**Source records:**

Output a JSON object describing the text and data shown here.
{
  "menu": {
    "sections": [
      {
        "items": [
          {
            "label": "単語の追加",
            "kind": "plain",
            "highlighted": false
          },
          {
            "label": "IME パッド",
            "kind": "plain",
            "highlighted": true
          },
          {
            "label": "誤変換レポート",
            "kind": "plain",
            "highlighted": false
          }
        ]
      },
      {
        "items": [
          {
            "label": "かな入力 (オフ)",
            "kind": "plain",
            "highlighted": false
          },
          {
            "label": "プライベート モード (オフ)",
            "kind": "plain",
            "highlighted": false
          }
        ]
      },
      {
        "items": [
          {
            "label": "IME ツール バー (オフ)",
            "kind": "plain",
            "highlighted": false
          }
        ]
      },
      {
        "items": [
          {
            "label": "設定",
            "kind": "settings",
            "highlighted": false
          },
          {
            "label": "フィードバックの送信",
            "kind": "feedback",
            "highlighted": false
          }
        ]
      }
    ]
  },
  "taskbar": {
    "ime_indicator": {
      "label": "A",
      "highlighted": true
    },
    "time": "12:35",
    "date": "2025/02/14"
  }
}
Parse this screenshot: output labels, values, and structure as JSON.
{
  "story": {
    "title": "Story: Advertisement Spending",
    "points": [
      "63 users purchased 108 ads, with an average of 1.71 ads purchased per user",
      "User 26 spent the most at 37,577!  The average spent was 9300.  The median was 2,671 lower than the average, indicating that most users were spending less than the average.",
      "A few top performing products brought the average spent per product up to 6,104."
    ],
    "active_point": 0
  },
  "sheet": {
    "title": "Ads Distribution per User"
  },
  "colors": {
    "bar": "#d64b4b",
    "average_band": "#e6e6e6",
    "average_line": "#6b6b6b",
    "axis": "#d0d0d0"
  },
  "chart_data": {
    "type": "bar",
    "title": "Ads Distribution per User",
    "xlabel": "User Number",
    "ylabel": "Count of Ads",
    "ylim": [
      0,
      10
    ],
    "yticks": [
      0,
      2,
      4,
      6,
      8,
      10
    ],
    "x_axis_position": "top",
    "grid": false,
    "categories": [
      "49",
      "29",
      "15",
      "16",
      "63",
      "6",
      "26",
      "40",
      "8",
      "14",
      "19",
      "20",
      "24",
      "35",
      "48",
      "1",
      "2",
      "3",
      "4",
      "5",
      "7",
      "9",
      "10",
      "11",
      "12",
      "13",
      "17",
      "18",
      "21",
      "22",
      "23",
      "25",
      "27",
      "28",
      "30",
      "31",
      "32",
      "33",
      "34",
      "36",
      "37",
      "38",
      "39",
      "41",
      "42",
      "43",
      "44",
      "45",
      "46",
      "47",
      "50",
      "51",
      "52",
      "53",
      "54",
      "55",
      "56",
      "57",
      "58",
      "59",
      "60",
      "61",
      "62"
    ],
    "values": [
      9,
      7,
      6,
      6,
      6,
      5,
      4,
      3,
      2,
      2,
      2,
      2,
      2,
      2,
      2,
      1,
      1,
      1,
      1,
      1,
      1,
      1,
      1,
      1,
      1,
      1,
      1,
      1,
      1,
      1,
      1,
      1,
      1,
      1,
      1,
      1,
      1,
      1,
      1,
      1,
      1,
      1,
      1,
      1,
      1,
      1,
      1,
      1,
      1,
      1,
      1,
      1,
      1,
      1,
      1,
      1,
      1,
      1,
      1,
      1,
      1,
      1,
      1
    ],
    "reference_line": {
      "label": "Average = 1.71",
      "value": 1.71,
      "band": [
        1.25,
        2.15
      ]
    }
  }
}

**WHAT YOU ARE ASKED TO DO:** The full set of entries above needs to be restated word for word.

**ANSWER BOX:**
Output a JSON object describing the text and data shown here.
{
  "menu": {
    "sections": [
      {
        "items": [
          {
            "label": "単語の追加",
            "kind": "plain",
            "highlighted": false
          },
          {
            "label": "IME パッド",
            "kind": "plain",
            "highlighted": true
          },
          {
            "label": "誤変換レポート",
            "kind": "plain",
            "highlighted": false
          }
        ]
      },
      {
        "items": [
          {
            "label": "かな入力 (オフ)",
            "kind": "plain",
            "highlighted": false
          },
          {
            "label": "プライベート モード (オフ)",
            "kind": "plain",
            "highlighted": false
          }
        ]
      },
      {
        "items": [
          {
            "label": "IME ツール バー (オフ)",
            "kind": "plain",
            "highlighted": false
          }
        ]
      },
      {
        "items": [
          {
            "label": "設定",
            "kind": "settings",
            "highlighted": false
          },
          {
            "label": "フィードバックの送信",
            "kind": "feedback",
            "highlighted": false
          }
        ]
      }
    ]
  },
  "taskbar": {
    "ime_indicator": {
      "label": "A",
      "highlighted": true
    },
    "time": "12:35",
    "date": "2025/02/14"
  }
}
Parse this screenshot: output labels, values, and structure as JSON.
{
  "story": {
    "title": "Story: Advertisement Spending",
    "points": [
      "63 users purchased 108 ads, with an average of 1.71 ads purchased per user",
      "User 26 spent the most at 37,577!  The average spent was 9300.  The median was 2,671 lower than the average, indicating that most users were spending less than the average.",
      "A few top performing products brought the average spent per product up to 6,104."
    ],
    "active_point": 0
  },
  "sheet": {
    "title": "Ads Distribution per User"
  },
  "colors": {
    "bar": "#d64b4b",
    "average_band": "#e6e6e6",
    "average_line": "#6b6b6b",
    "axis": "#d0d0d0"
  },
  "chart_data": {
    "type": "bar",
    "title": "Ads Distribution per User",
    "xlabel": "User Number",
    "ylabel": "Count of Ads",
    "ylim": [
      0,
      10
    ],
    "yticks": [
      0,
      2,
      4,
      6,
      8,
      10
    ],
    "x_axis_position": "top",
    "grid": false,
    "categories": [
      "49",
      "29",
      "15",
      "16",
      "63",
      "6",
      "26",
      "40",
      "8",
      "14",
      "19",
      "20",
      "24",
      "35",
      "48",
      "1",
      "2",
      "3",
      "4",
      "5",
      "7",
      "9",
      "10",
      "11",
      "12",
      "13",
      "17",
      "18",
      "21",
      "22",
      "23",
      "25",
      "27",
      "28",
      "30",
      "31",
      "32",
      "33",
      "34",
      "36",
      "37",
      "38",
      "39",
      "41",
      "42",
      "43",
      "44",
      "45",
      "46",
      "47",
      "50",
      "51",
      "52",
      "53",
      "54",
      "55",
      "56",
      "57",
      "58",
      "59",
      "60",
      "61",
      "62"
    ],
    "values": [
      9,
      7,
      6,
      6,
      6,
      5,
      4,
      3,
      2,
      2,
      2,
      2,
      2,
      2,
      2,
      1,
      1,
      1,
      1,
      1,
      1,
      1,
      1,
      1,
      1,
      1,
      1,
      1,
      1,
      1,
      1,
      1,
      1,
      1,
      1,
      1,
      1,
      1,
      1,
      1,
      1,
      1,
      1,
      1,
      1,
      1,
      1,
      1,
      1,
      1,
      1,
      1,
      1,
      1,
      1,
      1,
      1,
      1,
      1,
      1,
      1,
      1,
      1
    ],
    "reference_line": {
      "label": "Average = 1.71",
      "value": 1.71,
      "band": [
        1.25,
        2.15
      ]
    }
  }
}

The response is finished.